**PROMPT:** Keep the images out while you retype all of the data exactly.

**WORKING DATA:**
BEGIN

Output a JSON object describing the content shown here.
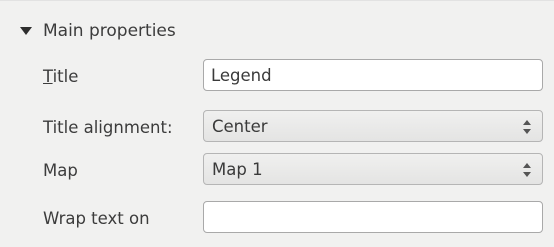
{
  "section": {
    "title": "Main properties",
    "expanded_icon": "triangle-down-icon"
  },
  "fields": {
    "title": {
      "label_mnemonic": "T",
      "label_rest": "itle",
      "value": "Legend"
    },
    "title_alignment": {
      "label": "Title alignment:",
      "value": "Center"
    },
    "map": {
      "label": "Map",
      "value": "Map 1"
    },
    "wrap_text": {
      "label": "Wrap text on",
      "value": ""
    }
  }
}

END

**TASK RESULT:**
Output a JSON object describing the content shown here.
{
  "section": {
    "title": "Main properties",
    "expanded_icon": "triangle-down-icon"
  },
  "fields": {
    "title": {
      "label_mnemonic": "T",
      "label_rest": "itle",
      "value": "Legend"
    },
    "title_alignment": {
      "label": "Title alignment:",
      "value": "Center"
    },
    "map": {
      "label": "Map",
      "value": "Map 1"
    },
    "wrap_text": {
      "label": "Wrap text on",
      "value": ""
    }
  }
}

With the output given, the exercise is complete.